It may not be the wealth gaffes that are driving down Hillary Clinton's poll numbers, but rather the higher levels of scrutiny that come with being a likely presidential contender.
Hillary Clinton's personal finances have recently become a popular topic to debate over. But why the topic has become controversial isn't about how much money Hillary Clinton and her family has – it is about the rise in wealth inequality in the US, writes Robert Reich.
A Hillary Clinton speech in Las Vegas will cost the University of Nevada $225,000. That fee leaves Mitt Romney in the dust, and as voters shift their views of the presumed presidential candidate, it has focused more attention on her finances.
Chinese publishers have declined to purchase translation rights for Clinton's bestseller, said publisher Simon & Schuster, and China's major import agency will not import the book in English.
Hillary Clinton insists she's no Mitt Romney when it comes to appearing out of touch with America's middle class. But she now concedes that her remarks about her own family's financial status were 'inartful.'
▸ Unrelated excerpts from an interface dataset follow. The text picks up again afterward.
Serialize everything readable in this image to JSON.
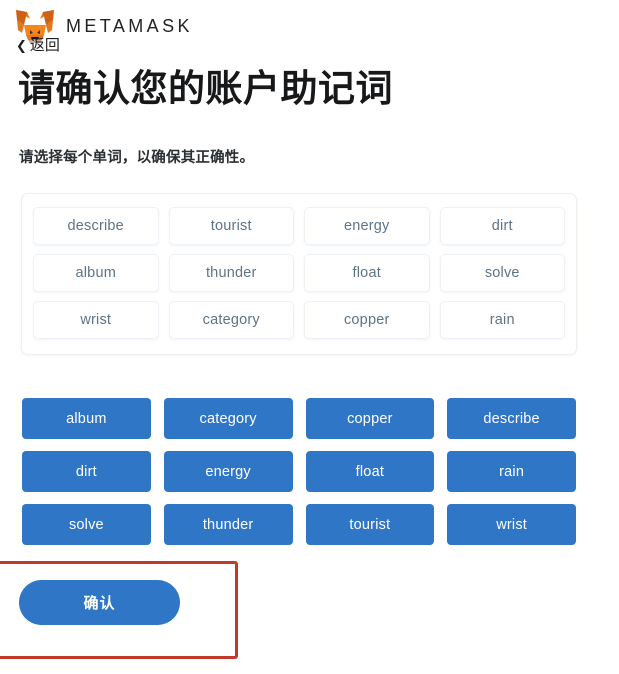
{
  "brand": {
    "logo_icon": "metamask-fox-icon",
    "wordmark": "METAMASK"
  },
  "nav": {
    "back_label": "返回",
    "back_icon": "chevron-left-icon"
  },
  "page": {
    "title": "请确认您的账户助记词",
    "subtitle": "请选择每个单词，以确保其正确性。"
  },
  "selected_words": [
    "describe",
    "tourist",
    "energy",
    "dirt",
    "album",
    "thunder",
    "float",
    "solve",
    "wrist",
    "category",
    "copper",
    "rain"
  ],
  "word_bank": [
    "album",
    "category",
    "copper",
    "describe",
    "dirt",
    "energy",
    "float",
    "rain",
    "solve",
    "thunder",
    "tourist",
    "wrist"
  ],
  "actions": {
    "confirm_label": "确认"
  },
  "colors": {
    "accent_blue": "#2f76c6",
    "annotation_red": "#c0392b",
    "word_card_text": "#5c7488",
    "title_text": "#16181a"
  }
}
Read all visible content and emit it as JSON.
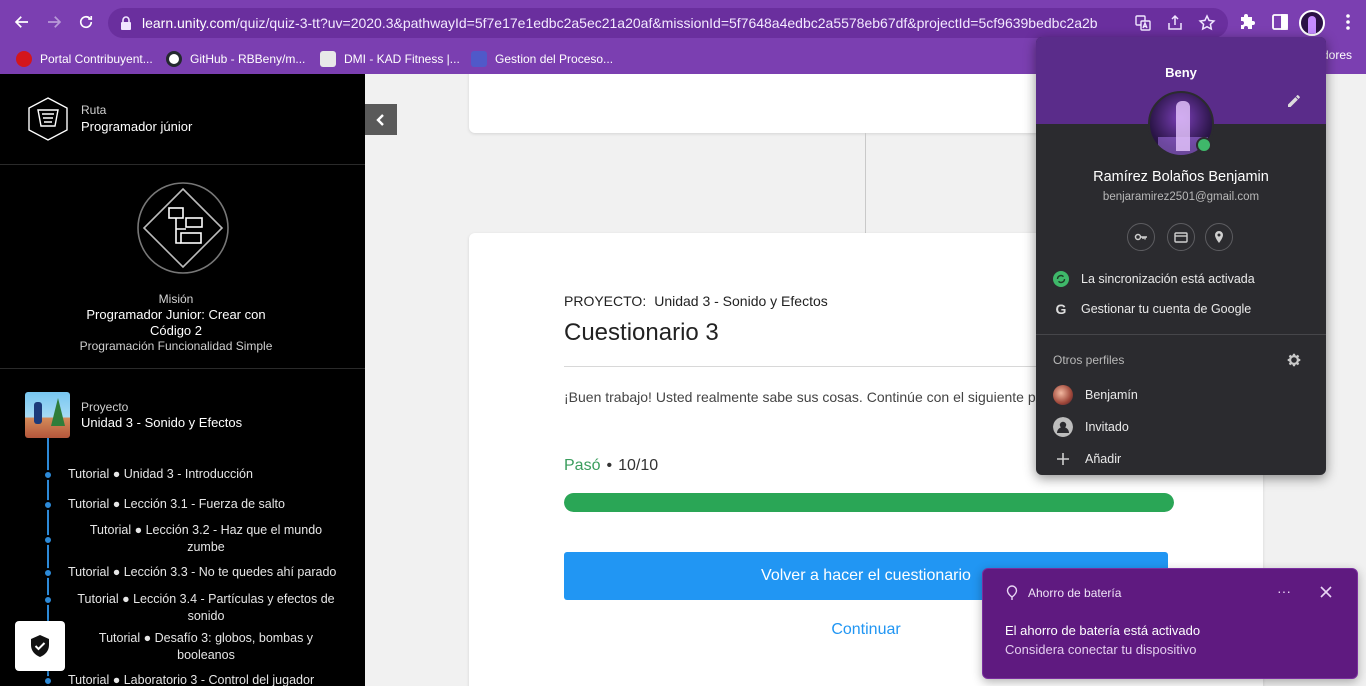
{
  "browser": {
    "url_host": "learn.unity.com",
    "url_path": "/quiz/quiz-3-tt?uv=2020.3&pathwayId=5f7e17e1edbc2a5ec21a20af&missionId=5f7648a4edbc2a5578eb67df&projectId=5cf9639bedbc2a2b1...",
    "icons": [
      "back-icon",
      "forward-icon",
      "reload-icon",
      "lock-icon",
      "translate-icon",
      "share-icon",
      "star-icon",
      "extensions-icon",
      "side-panel-icon",
      "menu-icon"
    ],
    "accent_color": "#7b3fb1",
    "bookmarks": [
      {
        "label": "Portal Contribuyent..."
      },
      {
        "label": "GitHub - RBBeny/m..."
      },
      {
        "label": "DMI - KAD Fitness |..."
      },
      {
        "label": "Gestion del Proceso..."
      }
    ],
    "bookmarks_overflow": "dores"
  },
  "sidebar": {
    "path_kicker": "Ruta",
    "path_title": "Programador júnior",
    "mission_kicker": "Misión",
    "mission_title": "Programador Junior: Crear con Código 2",
    "mission_subtitle": "Programación Funcionalidad Simple",
    "project_kicker": "Proyecto",
    "project_title": "Unidad 3 - Sonido y Efectos",
    "timeline_color": "#2d8ad8",
    "items": [
      {
        "label": "Tutorial ● Unidad 3 - Introducción"
      },
      {
        "label": "Tutorial ● Lección 3.1 - Fuerza de salto"
      },
      {
        "label": "Tutorial ● Lección 3.2 - Haz que el mundo zumbe"
      },
      {
        "label": "Tutorial ● Lección 3.3 - No te quedes ahí parado"
      },
      {
        "label": "Tutorial ● Lección 3.4 - Partículas y efectos de sonido"
      },
      {
        "label": "Tutorial ● Desafío 3: globos, bombas y booleanos"
      },
      {
        "label": "Tutorial ● Laboratorio 3 - Control del jugador"
      }
    ]
  },
  "quiz": {
    "project_prefix": "PROYECTO:",
    "project_name": "Unidad 3 - Sonido y Efectos",
    "title": "Cuestionario 3",
    "message": "¡Buen trabajo! Usted realmente sabe sus cosas. Continúe con el siguiente paso de aprendizaje.",
    "status": "Pasó",
    "bullet": "•",
    "score": "10/10",
    "progress_fraction": 1.0,
    "progress_color": "#2aa656",
    "retry_label": "Volver a hacer el cuestionario",
    "continue_label": "Continuar",
    "button_color": "#2196f3"
  },
  "profile_popup": {
    "name_top": "Beny",
    "full_name": "Ramírez Bolaños Benjamin",
    "email": "benjaramirez2501@gmail.com",
    "quick_icons": [
      "key-icon",
      "card-icon",
      "location-icon"
    ],
    "sync_label": "La sincronización está activada",
    "manage_label": "Gestionar tu cuenta de Google",
    "other_profiles_label": "Otros perfiles",
    "profiles": [
      {
        "label": "Benjamín"
      },
      {
        "label": "Invitado"
      },
      {
        "label": "Añadir"
      }
    ]
  },
  "toast": {
    "title": "Ahorro de batería",
    "more": "···",
    "heading": "El ahorro de batería está activado",
    "body": "Considera conectar tu dispositivo",
    "color": "#5f1a80"
  }
}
The Hillary Clinton wealth flap is still going strong, and some pundits are wondering if she is simply a bad campaigner. Others note that now is the right time to make mistakes.